Every record should be written out exactly, with the pictures left out.

[Dataset items]
______________________________

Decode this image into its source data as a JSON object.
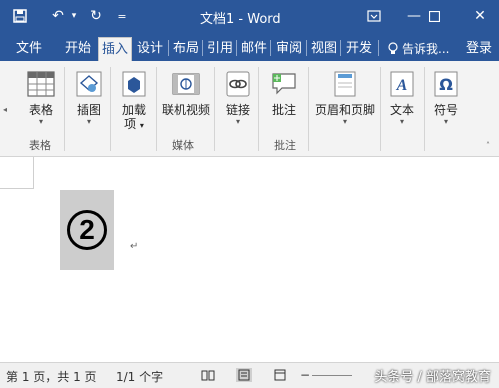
{
  "window": {
    "title": "文档1 - Word",
    "accent": "#2b579a"
  },
  "quick_access": {
    "more_label": "="
  },
  "tabs": [
    {
      "label": "文件"
    },
    {
      "label": "开始"
    },
    {
      "label": "插入"
    },
    {
      "label": "设计"
    },
    {
      "label": "布局"
    },
    {
      "label": "引用"
    },
    {
      "label": "邮件"
    },
    {
      "label": "审阅"
    },
    {
      "label": "视图"
    },
    {
      "label": "开发"
    },
    {
      "label": "告诉我..."
    },
    {
      "label": "登录"
    }
  ],
  "ribbon": {
    "table": {
      "label": "表格",
      "icon": "table-icon"
    },
    "illustrations": {
      "label": "插图",
      "icon": "illustrations-icon"
    },
    "addins": {
      "label_line1": "加载",
      "label_line2": "项",
      "icon": "addins-icon"
    },
    "online_video": {
      "label": "联机视频",
      "icon": "video-icon"
    },
    "links": {
      "label": "链接",
      "icon": "link-icon"
    },
    "comment": {
      "label": "批注",
      "icon": "comment-icon"
    },
    "header_footer": {
      "label": "页眉和页脚",
      "icon": "header-footer-icon"
    },
    "text": {
      "label": "文本",
      "icon": "text-icon"
    },
    "symbols": {
      "label": "符号",
      "icon": "symbol-icon"
    },
    "groups": {
      "tables": "表格",
      "media": "媒体",
      "comments": "批注"
    }
  },
  "document": {
    "circled_number": "②",
    "paragraph_mark": "↵"
  },
  "status": {
    "page": "第 1 页，共 1 页",
    "words": "1/1 个字",
    "watermark": "头条号 / 部落窝教育"
  }
}
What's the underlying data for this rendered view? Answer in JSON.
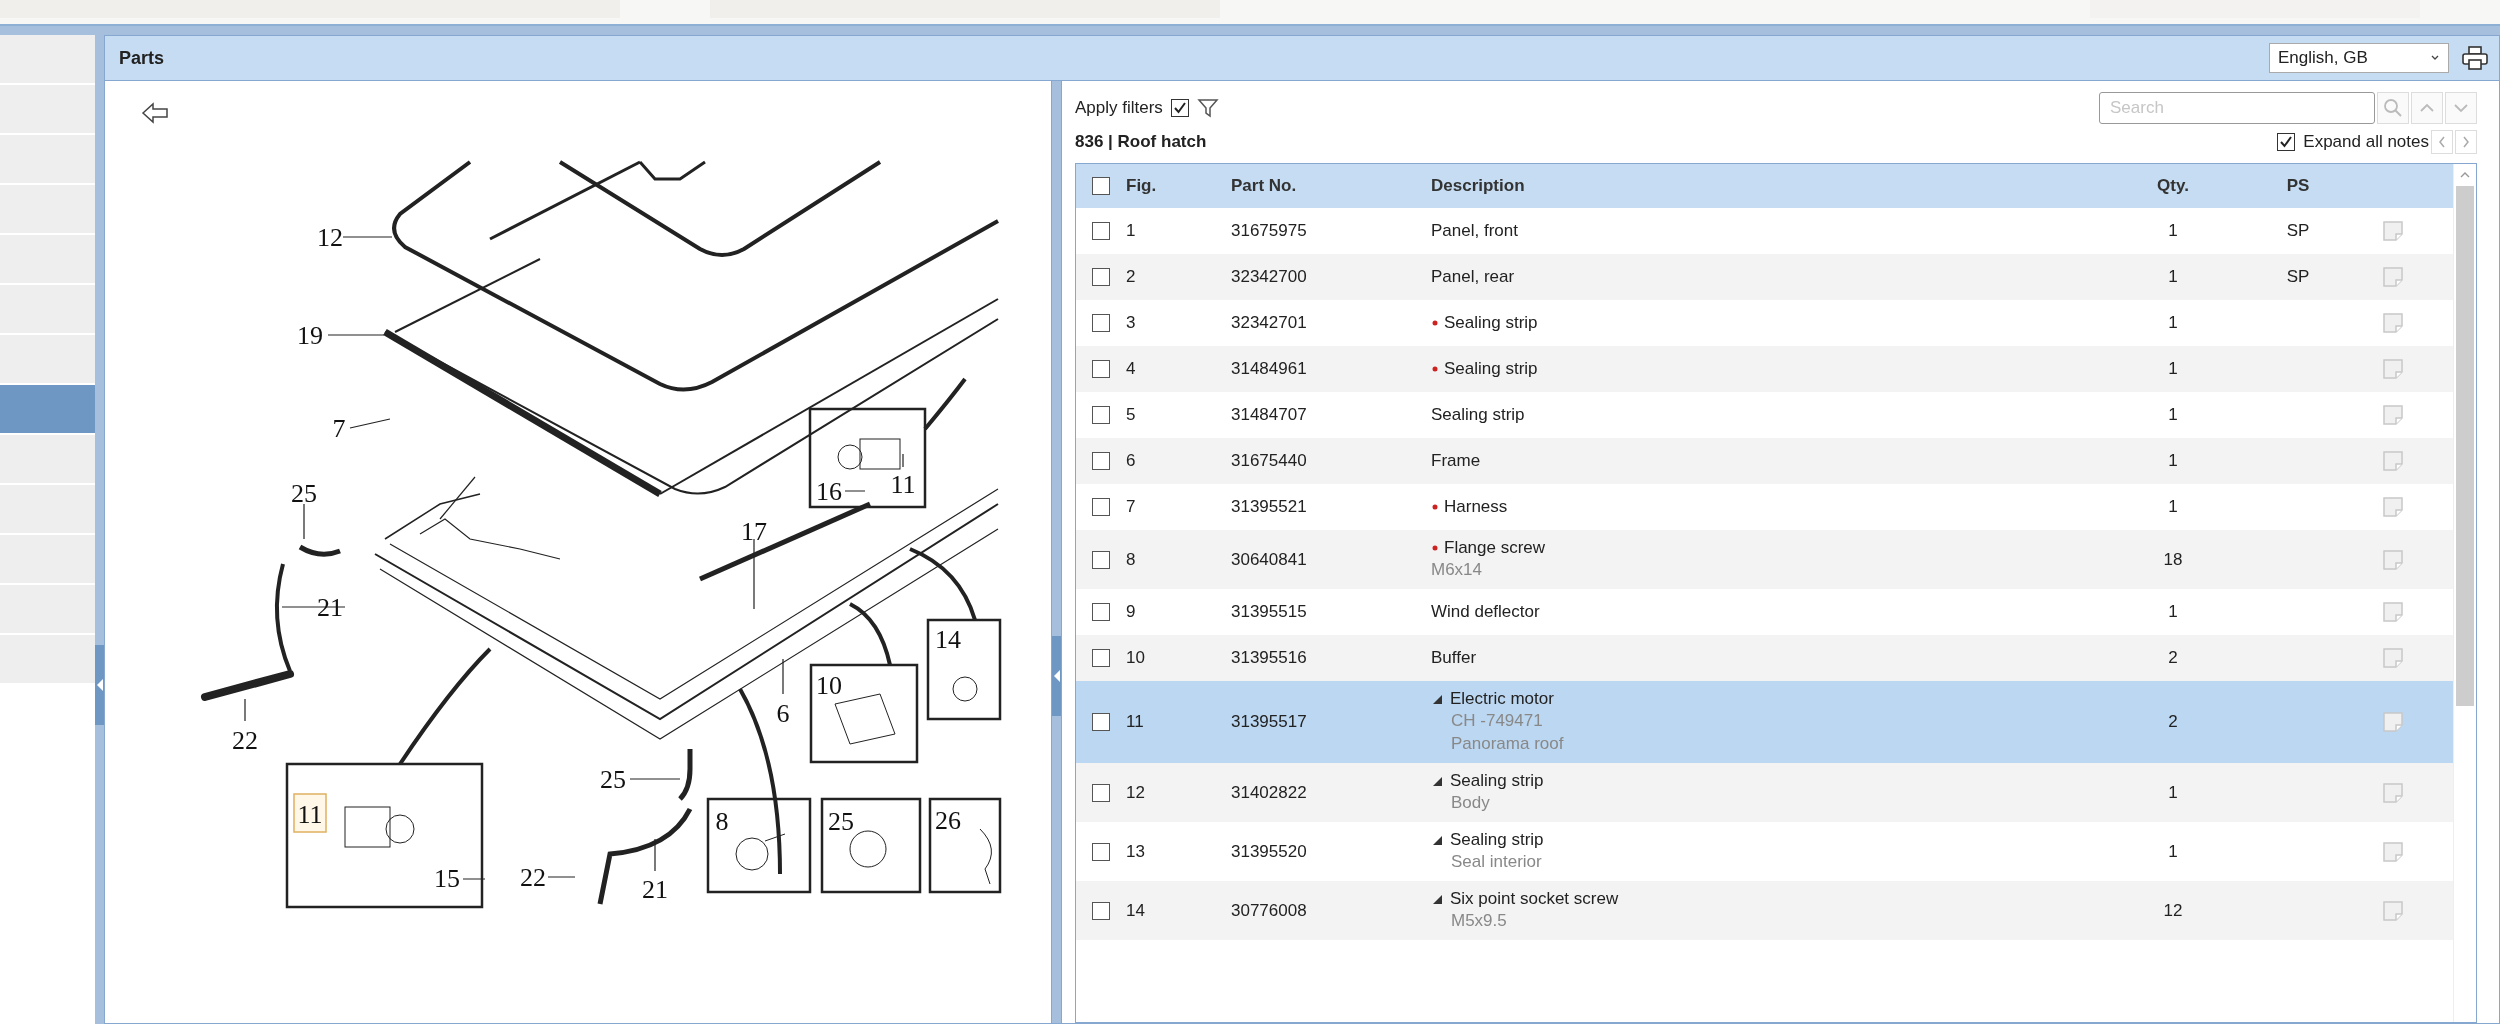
{
  "sidebar": {
    "items": [
      {
        "selected": false
      },
      {
        "selected": false
      },
      {
        "selected": false
      },
      {
        "selected": false
      },
      {
        "selected": false
      },
      {
        "selected": false
      },
      {
        "selected": false
      },
      {
        "selected": true
      },
      {
        "selected": false
      },
      {
        "selected": false
      },
      {
        "selected": false
      },
      {
        "selected": false
      },
      {
        "selected": false
      }
    ]
  },
  "panel": {
    "title": "Parts",
    "language": "English, GB"
  },
  "drawing": {
    "callouts": [
      {
        "label": "12",
        "highlighted": false
      },
      {
        "label": "19",
        "highlighted": false
      },
      {
        "label": "7",
        "highlighted": false
      },
      {
        "label": "25",
        "highlighted": false
      },
      {
        "label": "21",
        "highlighted": false
      },
      {
        "label": "22",
        "highlighted": false
      },
      {
        "label": "11",
        "highlighted": true
      },
      {
        "label": "15",
        "highlighted": false
      },
      {
        "label": "16",
        "highlighted": false
      },
      {
        "label": "11",
        "highlighted": false
      },
      {
        "label": "17",
        "highlighted": false
      },
      {
        "label": "14",
        "highlighted": false
      },
      {
        "label": "10",
        "highlighted": false
      },
      {
        "label": "6",
        "highlighted": false
      },
      {
        "label": "25",
        "highlighted": false
      },
      {
        "label": "22",
        "highlighted": false
      },
      {
        "label": "21",
        "highlighted": false
      },
      {
        "label": "8",
        "highlighted": false
      },
      {
        "label": "25",
        "highlighted": false
      },
      {
        "label": "26",
        "highlighted": false
      }
    ]
  },
  "filters": {
    "label": "Apply filters",
    "checked": true
  },
  "search": {
    "placeholder": "Search"
  },
  "heading": "836 | Roof hatch",
  "expand_notes": {
    "label": "Expand all notes",
    "checked": true
  },
  "table": {
    "select_all": {
      "checked": false
    },
    "columns": [
      "Fig.",
      "Part No.",
      "Description",
      "Qty.",
      "PS"
    ],
    "rows": [
      {
        "fig": "1",
        "part_no": "31675975",
        "description": "Panel, front",
        "marked": false,
        "expanded": false,
        "notes": [],
        "qty": "1",
        "ps": "SP",
        "checked": false,
        "selected": false
      },
      {
        "fig": "2",
        "part_no": "32342700",
        "description": "Panel, rear",
        "marked": false,
        "expanded": false,
        "notes": [],
        "qty": "1",
        "ps": "SP",
        "checked": false,
        "selected": false
      },
      {
        "fig": "3",
        "part_no": "32342701",
        "description": "Sealing strip",
        "marked": true,
        "expanded": false,
        "notes": [],
        "qty": "1",
        "checked": false,
        "selected": false
      },
      {
        "fig": "4",
        "part_no": "31484961",
        "description": "Sealing strip",
        "marked": true,
        "expanded": false,
        "notes": [],
        "qty": "1",
        "checked": false,
        "selected": false
      },
      {
        "fig": "5",
        "part_no": "31484707",
        "description": "Sealing strip",
        "marked": false,
        "expanded": false,
        "notes": [],
        "qty": "1",
        "checked": false,
        "selected": false
      },
      {
        "fig": "6",
        "part_no": "31675440",
        "description": "Frame",
        "marked": false,
        "expanded": false,
        "notes": [],
        "qty": "1",
        "checked": false,
        "selected": false
      },
      {
        "fig": "7",
        "part_no": "31395521",
        "description": "Harness",
        "marked": true,
        "expanded": false,
        "notes": [],
        "qty": "1",
        "checked": false,
        "selected": false
      },
      {
        "fig": "8",
        "part_no": "30640841",
        "description": "Flange screw",
        "marked": true,
        "expanded": false,
        "notes": [
          "M6x14"
        ],
        "qty": "18",
        "checked": false,
        "selected": false
      },
      {
        "fig": "9",
        "part_no": "31395515",
        "description": "Wind deflector",
        "marked": false,
        "expanded": false,
        "notes": [],
        "qty": "1",
        "checked": false,
        "selected": false
      },
      {
        "fig": "10",
        "part_no": "31395516",
        "description": "Buffer",
        "marked": false,
        "expanded": false,
        "notes": [],
        "qty": "2",
        "checked": false,
        "selected": false
      },
      {
        "fig": "11",
        "part_no": "31395517",
        "description": "Electric motor",
        "marked": false,
        "expanded": true,
        "notes": [
          "CH -749471",
          "Panorama roof"
        ],
        "qty": "2",
        "checked": false,
        "selected": true
      },
      {
        "fig": "12",
        "part_no": "31402822",
        "description": "Sealing strip",
        "marked": false,
        "expanded": true,
        "notes": [
          "Body"
        ],
        "qty": "1",
        "checked": false,
        "selected": false
      },
      {
        "fig": "13",
        "part_no": "31395520",
        "description": "Sealing strip",
        "marked": false,
        "expanded": true,
        "notes": [
          "Seal interior"
        ],
        "qty": "1",
        "checked": false,
        "selected": false
      },
      {
        "fig": "14",
        "part_no": "30776008",
        "description": "Six point socket screw",
        "marked": false,
        "expanded": true,
        "notes": [
          "M5x9.5"
        ],
        "qty": "12",
        "checked": false,
        "selected": false
      }
    ]
  }
}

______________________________

Answer for this exercise:
Decode this image into its source data as a JSON object.
{
  "window": {
    "title": "文档1 - Word",
    "accent": "#2b579a"
  },
  "quick_access": {
    "more_label": "="
  },
  "tabs": [
    {
      "label": "文件"
    },
    {
      "label": "开始"
    },
    {
      "label": "插入"
    },
    {
      "label": "设计"
    },
    {
      "label": "布局"
    },
    {
      "label": "引用"
    },
    {
      "label": "邮件"
    },
    {
      "label": "审阅"
    },
    {
      "label": "视图"
    },
    {
      "label": "开发"
    },
    {
      "label": "告诉我..."
    },
    {
      "label": "登录"
    }
  ],
  "ribbon": {
    "table": {
      "label": "表格",
      "icon": "table-icon"
    },
    "illustrations": {
      "label": "插图",
      "icon": "illustrations-icon"
    },
    "addins": {
      "label_line1": "加载",
      "label_line2": "项",
      "icon": "addins-icon"
    },
    "online_video": {
      "label": "联机视频",
      "icon": "video-icon"
    },
    "links": {
      "label": "链接",
      "icon": "link-icon"
    },
    "comment": {
      "label": "批注",
      "icon": "comment-icon"
    },
    "header_footer": {
      "label": "页眉和页脚",
      "icon": "header-footer-icon"
    },
    "text": {
      "label": "文本",
      "icon": "text-icon"
    },
    "symbols": {
      "label": "符号",
      "icon": "symbol-icon"
    },
    "groups": {
      "tables": "表格",
      "media": "媒体",
      "comments": "批注"
    }
  },
  "document": {
    "circled_number": "②",
    "paragraph_mark": "↵"
  },
  "status": {
    "page": "第 1 页，共 1 页",
    "words": "1/1 个字",
    "watermark": "头条号 / 部落窝教育"
  }
}
What's the underlying data for this rendered view? Answer in JSON.
{
  "sidebar": {
    "items": [
      {
        "selected": false
      },
      {
        "selected": false
      },
      {
        "selected": false
      },
      {
        "selected": false
      },
      {
        "selected": false
      },
      {
        "selected": false
      },
      {
        "selected": false
      },
      {
        "selected": true
      },
      {
        "selected": false
      },
      {
        "selected": false
      },
      {
        "selected": false
      },
      {
        "selected": false
      },
      {
        "selected": false
      }
    ]
  },
  "panel": {
    "title": "Parts",
    "language": "English, GB"
  },
  "drawing": {
    "callouts": [
      {
        "label": "12",
        "highlighted": false
      },
      {
        "label": "19",
        "highlighted": false
      },
      {
        "label": "7",
        "highlighted": false
      },
      {
        "label": "25",
        "highlighted": false
      },
      {
        "label": "21",
        "highlighted": false
      },
      {
        "label": "22",
        "highlighted": false
      },
      {
        "label": "11",
        "highlighted": true
      },
      {
        "label": "15",
        "highlighted": false
      },
      {
        "label": "16",
        "highlighted": false
      },
      {
        "label": "11",
        "highlighted": false
      },
      {
        "label": "17",
        "highlighted": false
      },
      {
        "label": "14",
        "highlighted": false
      },
      {
        "label": "10",
        "highlighted": false
      },
      {
        "label": "6",
        "highlighted": false
      },
      {
        "label": "25",
        "highlighted": false
      },
      {
        "label": "22",
        "highlighted": false
      },
      {
        "label": "21",
        "highlighted": false
      },
      {
        "label": "8",
        "highlighted": false
      },
      {
        "label": "25",
        "highlighted": false
      },
      {
        "label": "26",
        "highlighted": false
      }
    ]
  },
  "filters": {
    "label": "Apply filters",
    "checked": true
  },
  "search": {
    "placeholder": "Search"
  },
  "heading": "836 | Roof hatch",
  "expand_notes": {
    "label": "Expand all notes",
    "checked": true
  },
  "table": {
    "select_all": {
      "checked": false
    },
    "columns": [
      "Fig.",
      "Part No.",
      "Description",
      "Qty.",
      "PS"
    ],
    "rows": [
      {
        "fig": "1",
        "part_no": "31675975",
        "description": "Panel, front",
        "marked": false,
        "expanded": false,
        "notes": [],
        "qty": "1",
        "ps": "SP",
        "checked": false,
        "selected": false
      },
      {
        "fig": "2",
        "part_no": "32342700",
        "description": "Panel, rear",
        "marked": false,
        "expanded": false,
        "notes": [],
        "qty": "1",
        "ps": "SP",
        "checked": false,
        "selected": false
      },
      {
        "fig": "3",
        "part_no": "32342701",
        "description": "Sealing strip",
        "marked": true,
        "expanded": false,
        "notes": [],
        "qty": "1",
        "checked": false,
        "selected": false
      },
      {
        "fig": "4",
        "part_no": "31484961",
        "description": "Sealing strip",
        "marked": true,
        "expanded": false,
        "notes": [],
        "qty": "1",
        "checked": false,
        "selected": false
      },
      {
        "fig": "5",
        "part_no": "31484707",
        "description": "Sealing strip",
        "marked": false,
        "expanded": false,
        "notes": [],
        "qty": "1",
        "checked": false,
        "selected": false
      },
      {
        "fig": "6",
        "part_no": "31675440",
        "description": "Frame",
        "marked": false,
        "expanded": false,
        "notes": [],
        "qty": "1",
        "checked": false,
        "selected": false
      },
      {
        "fig": "7",
        "part_no": "31395521",
        "description": "Harness",
        "marked": true,
        "expanded": false,
        "notes": [],
        "qty": "1",
        "checked": false,
        "selected": false
      },
      {
        "fig": "8",
        "part_no": "30640841",
        "description": "Flange screw",
        "marked": true,
        "expanded": false,
        "notes": [
          "M6x14"
        ],
        "qty": "18",
        "checked": false,
        "selected": false
      },
      {
        "fig": "9",
        "part_no": "31395515",
        "description": "Wind deflector",
        "marked": false,
        "expanded": false,
        "notes": [],
        "qty": "1",
        "checked": false,
        "selected": false
      },
      {
        "fig": "10",
        "part_no": "31395516",
        "description": "Buffer",
        "marked": false,
        "expanded": false,
        "notes": [],
        "qty": "2",
        "checked": false,
        "selected": false
      },
      {
        "fig": "11",
        "part_no": "31395517",
        "description": "Electric motor",
        "marked": false,
        "expanded": true,
        "notes": [
          "CH -749471",
          "Panorama roof"
        ],
        "qty": "2",
        "checked": false,
        "selected": true
      },
      {
        "fig": "12",
        "part_no": "31402822",
        "description": "Sealing strip",
        "marked": false,
        "expanded": true,
        "notes": [
          "Body"
        ],
        "qty": "1",
        "checked": false,
        "selected": false
      },
      {
        "fig": "13",
        "part_no": "31395520",
        "description": "Sealing strip",
        "marked": false,
        "expanded": true,
        "notes": [
          "Seal interior"
        ],
        "qty": "1",
        "checked": false,
        "selected": false
      },
      {
        "fig": "14",
        "part_no": "30776008",
        "description": "Six point socket screw",
        "marked": false,
        "expanded": true,
        "notes": [
          "M5x9.5"
        ],
        "qty": "12",
        "checked": false,
        "selected": false
      }
    ]
  }
}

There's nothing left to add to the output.